In 2011, the total number of expatriates was 1,781, a 16% increase from 2010. Last year had the highest number of expatriates since at least 2004 (when I started keeping these records), and perhaps the most in any year in U.S. history.
According to the I.R.S., an estimated five to seven million U.S. citizens reside abroad. Many of these individuals have never lived in the U.S. and never expect to live in the U.S. However, these U.S. citizens must annually file U.S. tax returns.
For example, I spoke with a Canadian the other day who was born to two U.S. citizen parents in Canada. This individual therefore is a U.S. citizen. However, he has never lived in the U.S. and never expects to live in the U.S. Despite that he has never lived in the U.S., he will have to file U.S. tax returns for his entire working life. In addition, his U.S. tax returns are quite complicated because he pays income taxes in Canada and because he has financial assets located in Canada.
Failing to disclose offshore assets to the I.R.S. can create huge potential penalties. The potential penalties can be so large that they can bankrupt even the wealthiest of taxpayers. Further, the cost of preparing a U.S. tax return for a U.S. citizen living abroad can be significant.
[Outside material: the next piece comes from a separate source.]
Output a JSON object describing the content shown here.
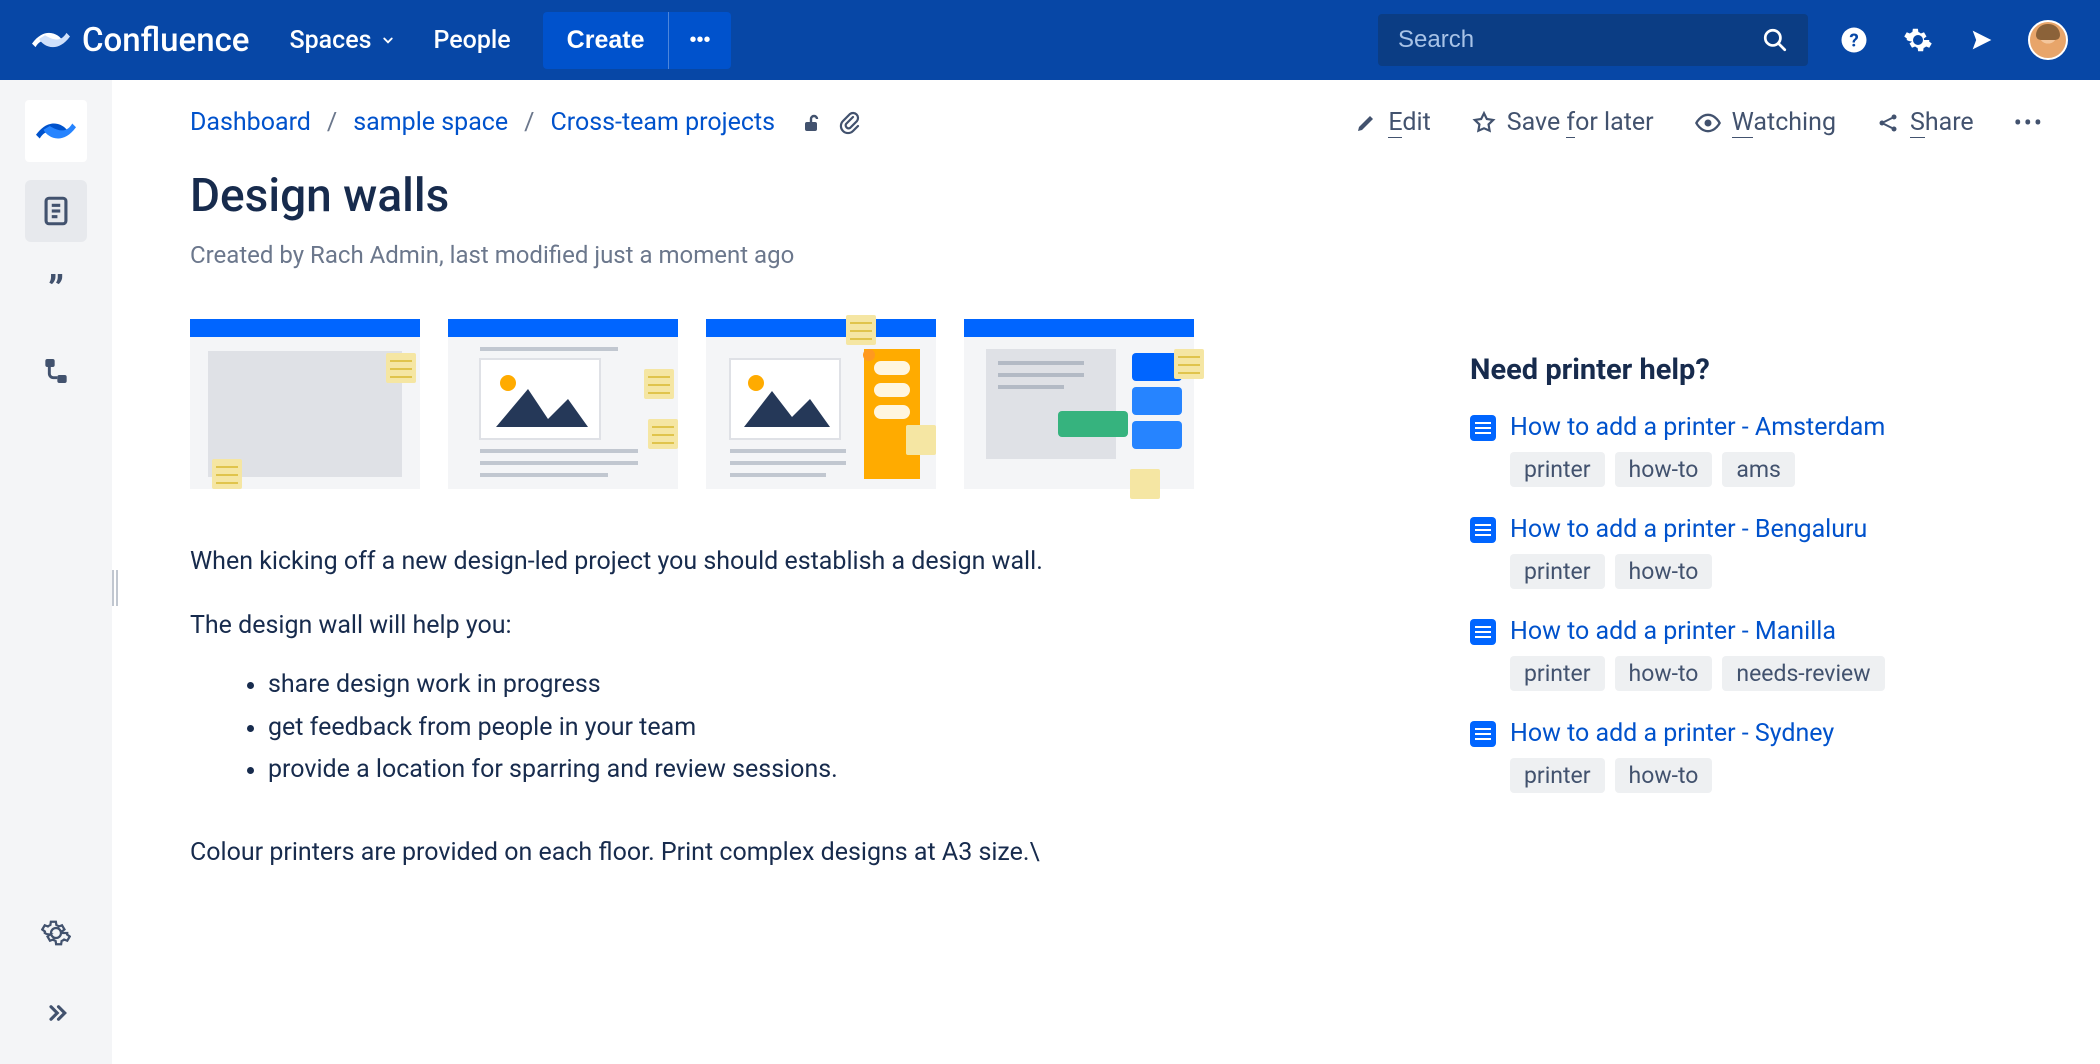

The I.R.S. has recently been doing a lot of “saber rattling” with respect to the potential penalties for failing to disclose offshore assets. The National Taxpayer Advocate, in her recent annual report to Congress, criticized the I.R.S. with respect to how it has handled recent offshore voluntary disclosure programs.
Lastly, with the recent enactment of the FATCA provisions, many U.S. citizens living outside the U.S. are unable to even open regular bank accounts. Foreign banks simply don’t want to deal with what they perceive as U.S. complicated and overreaching tax rules.
U.S. citizens permanently living abroad often hold citizenship of another country as well as U.S. citizenship. If they renounce their U.S. citizenship, they can avoid not only the hassle and cost of annually filing U.S. tax returns, but also the difficulties associated with basic financial transactions. I therefore expect the number of expatriations to continue to increase.
Update (February 2, 2012): Josh Gerstein of Politico notes that Anna Getty, an heir to the Getty oil fortune, appears to be on the latest list of expatriates.